§ Prompt
Work out how many lines of the records hold the string "date", and reply with that number alone.

§ Records supplied
########################################
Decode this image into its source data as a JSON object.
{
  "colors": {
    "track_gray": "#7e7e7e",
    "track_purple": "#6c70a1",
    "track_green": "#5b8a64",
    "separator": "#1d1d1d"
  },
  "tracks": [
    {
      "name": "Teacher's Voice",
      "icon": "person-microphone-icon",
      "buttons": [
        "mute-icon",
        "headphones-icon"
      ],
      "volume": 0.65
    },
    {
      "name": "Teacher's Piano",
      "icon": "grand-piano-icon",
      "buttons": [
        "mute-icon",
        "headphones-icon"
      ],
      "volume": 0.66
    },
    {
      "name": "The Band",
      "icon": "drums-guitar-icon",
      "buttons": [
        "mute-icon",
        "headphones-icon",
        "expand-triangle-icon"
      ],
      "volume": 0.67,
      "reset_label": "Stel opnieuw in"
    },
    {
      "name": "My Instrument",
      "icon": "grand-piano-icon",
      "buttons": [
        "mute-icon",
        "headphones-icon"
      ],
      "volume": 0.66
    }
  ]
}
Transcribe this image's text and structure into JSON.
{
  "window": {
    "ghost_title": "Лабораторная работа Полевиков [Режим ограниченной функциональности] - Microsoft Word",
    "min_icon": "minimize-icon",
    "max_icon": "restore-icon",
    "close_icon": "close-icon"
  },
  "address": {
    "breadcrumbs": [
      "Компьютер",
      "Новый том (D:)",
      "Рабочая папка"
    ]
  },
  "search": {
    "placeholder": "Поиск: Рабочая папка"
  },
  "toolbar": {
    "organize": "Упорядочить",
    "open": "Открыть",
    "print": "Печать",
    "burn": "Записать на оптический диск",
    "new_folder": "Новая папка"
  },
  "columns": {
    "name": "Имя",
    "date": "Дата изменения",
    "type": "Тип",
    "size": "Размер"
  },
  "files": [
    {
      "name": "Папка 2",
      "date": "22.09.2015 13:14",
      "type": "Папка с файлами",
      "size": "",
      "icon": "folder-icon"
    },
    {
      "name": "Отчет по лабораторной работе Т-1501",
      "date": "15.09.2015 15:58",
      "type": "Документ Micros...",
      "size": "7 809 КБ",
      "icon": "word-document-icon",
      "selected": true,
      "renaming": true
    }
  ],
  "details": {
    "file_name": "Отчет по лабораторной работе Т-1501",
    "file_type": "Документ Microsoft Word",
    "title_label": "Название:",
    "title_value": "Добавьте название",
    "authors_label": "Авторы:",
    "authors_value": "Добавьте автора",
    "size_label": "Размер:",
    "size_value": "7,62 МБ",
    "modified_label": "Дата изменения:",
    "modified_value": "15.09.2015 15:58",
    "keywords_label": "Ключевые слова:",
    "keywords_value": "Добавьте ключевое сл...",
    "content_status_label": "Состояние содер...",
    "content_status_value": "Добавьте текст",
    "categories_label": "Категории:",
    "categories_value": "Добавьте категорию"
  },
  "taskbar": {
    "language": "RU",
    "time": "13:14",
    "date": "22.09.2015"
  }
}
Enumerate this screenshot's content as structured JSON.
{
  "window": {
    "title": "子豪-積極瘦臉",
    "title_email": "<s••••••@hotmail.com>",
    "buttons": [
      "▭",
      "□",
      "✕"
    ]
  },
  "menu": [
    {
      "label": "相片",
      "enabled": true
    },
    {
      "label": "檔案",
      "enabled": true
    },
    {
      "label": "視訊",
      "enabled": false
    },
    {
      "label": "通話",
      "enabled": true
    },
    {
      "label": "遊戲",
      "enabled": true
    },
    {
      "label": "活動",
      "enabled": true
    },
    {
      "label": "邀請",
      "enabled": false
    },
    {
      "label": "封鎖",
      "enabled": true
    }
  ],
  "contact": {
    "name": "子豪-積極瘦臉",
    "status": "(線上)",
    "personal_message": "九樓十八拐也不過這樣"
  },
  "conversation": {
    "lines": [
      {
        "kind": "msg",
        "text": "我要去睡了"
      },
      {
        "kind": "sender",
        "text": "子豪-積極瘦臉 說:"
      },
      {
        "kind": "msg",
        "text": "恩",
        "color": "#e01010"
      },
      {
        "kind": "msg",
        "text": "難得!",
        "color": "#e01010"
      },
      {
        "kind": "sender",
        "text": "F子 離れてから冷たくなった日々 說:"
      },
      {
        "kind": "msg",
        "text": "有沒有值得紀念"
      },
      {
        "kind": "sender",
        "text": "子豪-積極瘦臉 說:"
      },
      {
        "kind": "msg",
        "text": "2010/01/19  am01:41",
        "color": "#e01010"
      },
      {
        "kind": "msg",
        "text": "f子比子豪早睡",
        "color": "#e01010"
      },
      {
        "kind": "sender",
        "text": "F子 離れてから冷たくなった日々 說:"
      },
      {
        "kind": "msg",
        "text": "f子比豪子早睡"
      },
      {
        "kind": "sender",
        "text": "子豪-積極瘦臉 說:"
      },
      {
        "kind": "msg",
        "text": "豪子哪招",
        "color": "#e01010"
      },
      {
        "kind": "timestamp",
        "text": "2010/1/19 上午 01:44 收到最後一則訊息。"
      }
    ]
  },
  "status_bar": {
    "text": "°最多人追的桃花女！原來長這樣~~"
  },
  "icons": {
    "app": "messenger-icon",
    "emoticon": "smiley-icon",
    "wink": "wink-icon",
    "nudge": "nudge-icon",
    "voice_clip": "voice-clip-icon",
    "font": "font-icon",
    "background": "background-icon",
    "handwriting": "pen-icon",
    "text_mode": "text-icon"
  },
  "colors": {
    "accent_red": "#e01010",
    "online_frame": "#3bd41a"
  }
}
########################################
§ Output for this exercise
4